Apples and cheddar cheese are a classic combination. I used to think it was a southern thing…then I thought it was a New England thing. I have no idea what kind of thing it is now, except for a good thing. This recipe calls for dried apples, which hold their form well in the scones, and grated cheddar (I used white), which melts into the background. The dried fruit and cheddar cheese, along with apple juice, make for a slightly sweet and salty combo that I love. Cornmeal in the dough makes them bake up golden and gives them texture. If I make them again, I’ll either scoop out the sticky dough in rounds or pat it out a bit fatter, but that’s purely for looks. I served mine with a little honey butter on the side–tasty!
Sorry to keep this so short, but as I write this, I’m still in the midst of packing. A big thanks to Karina for this week’s pick! My internet connection may be down for several days due to the move, so I might not be able to check out the TWD blogroll myself this week, but you should! And check out Baking: From My Home to Yours by Dorie Greenspan or Karina’s post for the recipe for these Apple Cheddar Scones.
I will fess up and tell you off the bat that I made these twice. The first time around, they were truly delicious, but they didn’t come out the way I thought they were meant to. Dorie described them as ‘high’ and ‘flaky,’ but mine didn’t rise much at all (surprising, given the large amount of leavener in the recipe), and while very tender, I wouldn’t have said they were flaky. Also, my photos of that batch were so blah-looking, I didn’t want to put them up. I still don’t like this photo either. What can I say…I am a perfectionist who never attains perfection. How frustrating to be me!!
The second time around, I followed a good suggestion made by Lemon Tartlet Leigh to grate my butter into the dry ingredients rather than try to cut in larger pieces. Then you can just toss the grated bits to coat and don’t run the risk of over-working the dough. I am usually pretty sensitive to over-working, but maybe I did on my first attempt, who knows. I’d say the second batch did rise a bit higher than the first, but I was expecting them to double in height or something, and they certainly didn’t. The only way I can put it is that they seemed more like scones than biscuits. That being said, they made darn fine scones (pecans and brown sugar are a great combo), and I’d certainly make them again, again…if that makes sense.
If you read the recipe in the book Baking: From My Home to Yours by Dorie Greenspan, or here on eat me, delicious, you’ll notice that Dorie calls for cutting the biscuits into two-inch rounds. I cut mine into larger squares, so there was no waste. Also two inches is tiny…I could eat like five of those. And if you’re wondering what that crazy red stuff is on my scones, it’s cranberry honey, which I received in the last go-round of Blogging by Mail.

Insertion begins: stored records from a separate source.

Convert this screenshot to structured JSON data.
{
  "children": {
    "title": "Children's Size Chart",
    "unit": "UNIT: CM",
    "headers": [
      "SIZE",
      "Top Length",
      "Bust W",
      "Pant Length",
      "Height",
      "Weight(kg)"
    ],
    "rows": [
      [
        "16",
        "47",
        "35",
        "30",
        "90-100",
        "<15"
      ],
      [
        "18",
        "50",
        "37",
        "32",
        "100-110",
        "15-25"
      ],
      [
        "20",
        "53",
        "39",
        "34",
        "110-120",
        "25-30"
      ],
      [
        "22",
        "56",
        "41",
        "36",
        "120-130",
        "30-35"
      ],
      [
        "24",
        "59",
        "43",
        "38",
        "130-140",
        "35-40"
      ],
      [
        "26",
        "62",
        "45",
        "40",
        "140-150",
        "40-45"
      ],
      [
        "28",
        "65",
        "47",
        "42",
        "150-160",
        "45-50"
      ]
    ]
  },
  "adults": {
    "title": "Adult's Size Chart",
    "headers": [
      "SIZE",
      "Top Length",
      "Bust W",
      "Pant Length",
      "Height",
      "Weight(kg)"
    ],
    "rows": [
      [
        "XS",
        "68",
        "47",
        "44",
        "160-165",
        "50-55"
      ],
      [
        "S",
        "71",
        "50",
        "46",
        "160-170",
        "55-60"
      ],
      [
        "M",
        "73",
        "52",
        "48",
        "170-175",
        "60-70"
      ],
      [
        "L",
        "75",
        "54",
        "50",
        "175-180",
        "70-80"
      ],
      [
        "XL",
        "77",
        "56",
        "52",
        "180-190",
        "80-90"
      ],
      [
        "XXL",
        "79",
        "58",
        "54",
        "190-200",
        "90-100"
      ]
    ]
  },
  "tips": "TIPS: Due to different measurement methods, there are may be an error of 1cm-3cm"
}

Did anyone achieve high and mighty pecan sour cream biscuits this week? I dunno. Join me at the Tuesdays with Dorie site to view the blogroll!